With each story, I felt as if I was meeting a new person, with a new perspective towards life and the situations it throws upon us. Each story left me with a message about life.

True to its name, the writers have ensured that the reader gets a variety of sweet, sour and spicy. So, while you have a software programmer talking about the essence of sportsmanship, a newly married psychologist tells a beautiful story of discovering love in an arranged marriage. There is also a techie turned ISCKON monk talking about the path to self discovery; a catholic priest telling the story of surviving life’s crests and troughs from the eyes of a high profile escort girl.

True to a Bollywood movie, there is drama, suspense, humour, emotions, romance and tragedy. As my fingers itch to write in detail about each story that I loved, the mind also warns me from giving away spoilers.

After a long long time, I enjoyed reading a short story collection this much. Without giving any more details, I suggest you grab the book, for each story is bound to leave its mark on your perspective towards life, as we know it.

This review is written forBecomeShakespeare.com

Friday, 7 February 2014

Musings of an old Dilliwalla

Delhi is a city that has welcomed friends and foes with open arms. A city where I have grown up witnessing the best culture, mannerisms and heritage. A city that boasts of its stories of brotherhood. Ask any second or third generation Dilliwalla about the Delhi they have seen, and pat comes the reply – the city that celebrated Id with as much fervour as Diwali, where adab was a piece of jewellery every Dilliwalla wore with pride. I remember as kids, we would walk down to India Gate late at night to savour an ice cream without any fear. Evening drives meant so much fun as the old Fiat sailed through the spacious roads of Lutyens Delhi.

Sadly, over the years, Delhi is losing its sheen that made it the jewel in the crown called India.
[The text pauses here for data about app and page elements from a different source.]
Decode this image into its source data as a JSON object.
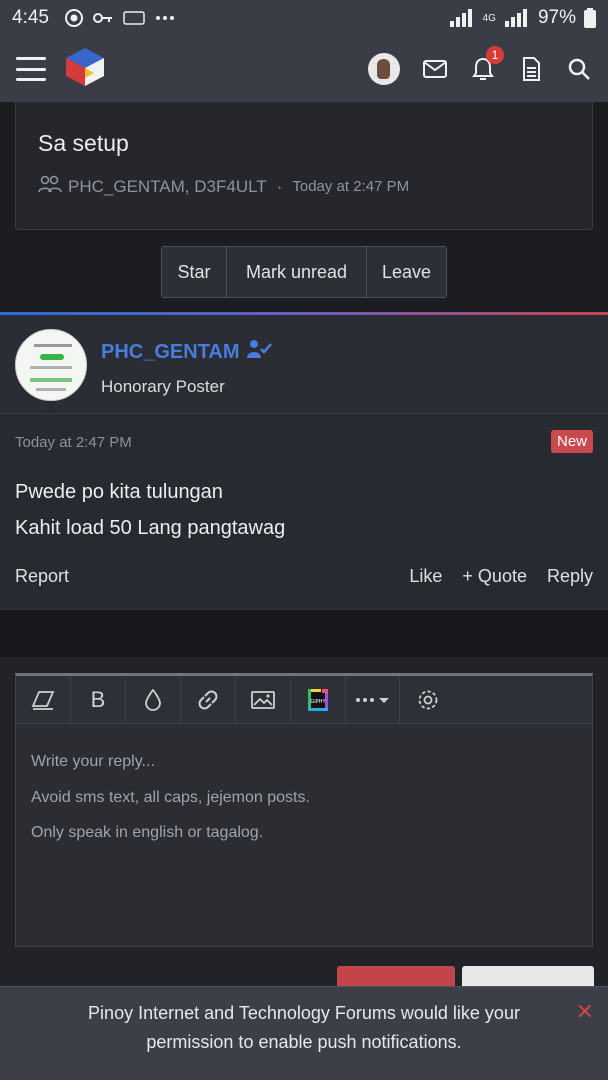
{
  "status_bar": {
    "time": "4:45",
    "network": "4G",
    "battery": "97%"
  },
  "header": {
    "notification_count": "1"
  },
  "thread_card": {
    "title": "Sa setup",
    "participants": "PHC_GENTAM, D3F4ULT",
    "separator": "·",
    "timestamp": "Today at 2:47 PM"
  },
  "thread_actions": {
    "star": "Star",
    "mark_unread": "Mark unread",
    "leave": "Leave"
  },
  "post": {
    "username": "PHC_GENTAM",
    "role": "Honorary Poster",
    "date": "Today at 2:47 PM",
    "badge": "New",
    "message_lines": [
      "Pwede po kita tulungan",
      "Kahit load 50 Lang pangtawag"
    ],
    "report": "Report",
    "like": "Like",
    "quote": "+ Quote",
    "reply": "Reply"
  },
  "editor": {
    "placeholder_lines": [
      "Write your reply...",
      "Avoid sms text, all caps, jejemon posts.",
      "Only speak in english or tagalog."
    ],
    "bold_label": "B"
  },
  "notification": {
    "line1": "Pinoy Internet and Technology Forums would like your",
    "line2": "permission to enable push notifications.",
    "close": "✕"
  },
  "colors": {
    "accent_blue": "#4a7ce0",
    "accent_red": "#c94a4e",
    "header_bg": "#3a3d46"
  }
}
While it has become the epicentre of forever happening political eruptions, the culture has also been cruelly eroded.

Flamboyant first generation billionaires with strong political connections, zooming SUVs with loud, thumping music, zero patience on roads, abusive language, intolerance at its best, licensed guns looking for petty excuses to prove their mantle, crowds outnumbering the capacity almost everywhere, women security at its worst…the list is endless and the hearts of Delhites like me bleed as we see our city succumbing to cultural pollution.

Who does it or who instigates doesn’t matter anymore. People who stay here are part of the family and as family members, we all ought to take onus. It hurts to see the bad impressions the city holds with people everywhere, of being polluted, rash and unsafe. Who makes it unsafe? It’s the people among us. Everyone is in a race to be ahead, and in that race, we often miss the basics – if we want peace, we gotta live in harmony, else the whole system goes crackling. For, when there is dispute amongst the family members, the neighbours enjoy the show!

Disappointed by the increasing cultural pollution in Delhi, I have often been tempted to move to greener pastures. However, to avoid is to be an escapist. I remember a scene from the movie Rang De Basanti, where a determined Madhavan tells his dejected friends that it is easy to criticise and abandon the house. But, it calls for courage and responsibility to clean up our house. Being citizens of Delhi, it is our responsibility to remove the tarnish and give it a cultural face lift.

When Delhites visiting elsewhere can follow the rules, why dirty our own house? Let the beasts be chained behind and let the responsible citizen in us take charge. Winning is not about outnumbering or outshining, it’s about bringing a smile on faces. Enough of litter in our culture, its time Dilliwallas do the cleanup act!

Sunday, 2 February 2014

The joy of sharing

In a world where a man is another man's worst enemy and everyone is ready to pounce on one another's share, here are these innocent animals. I saw these pups yesterday, happy with their gunny bag shelter, and whatever little food that they get. They might not have the best comforts a dog can have, but they know the essence of brotherhood - to love is to share. How I wish we humans could learn a thing or two from them...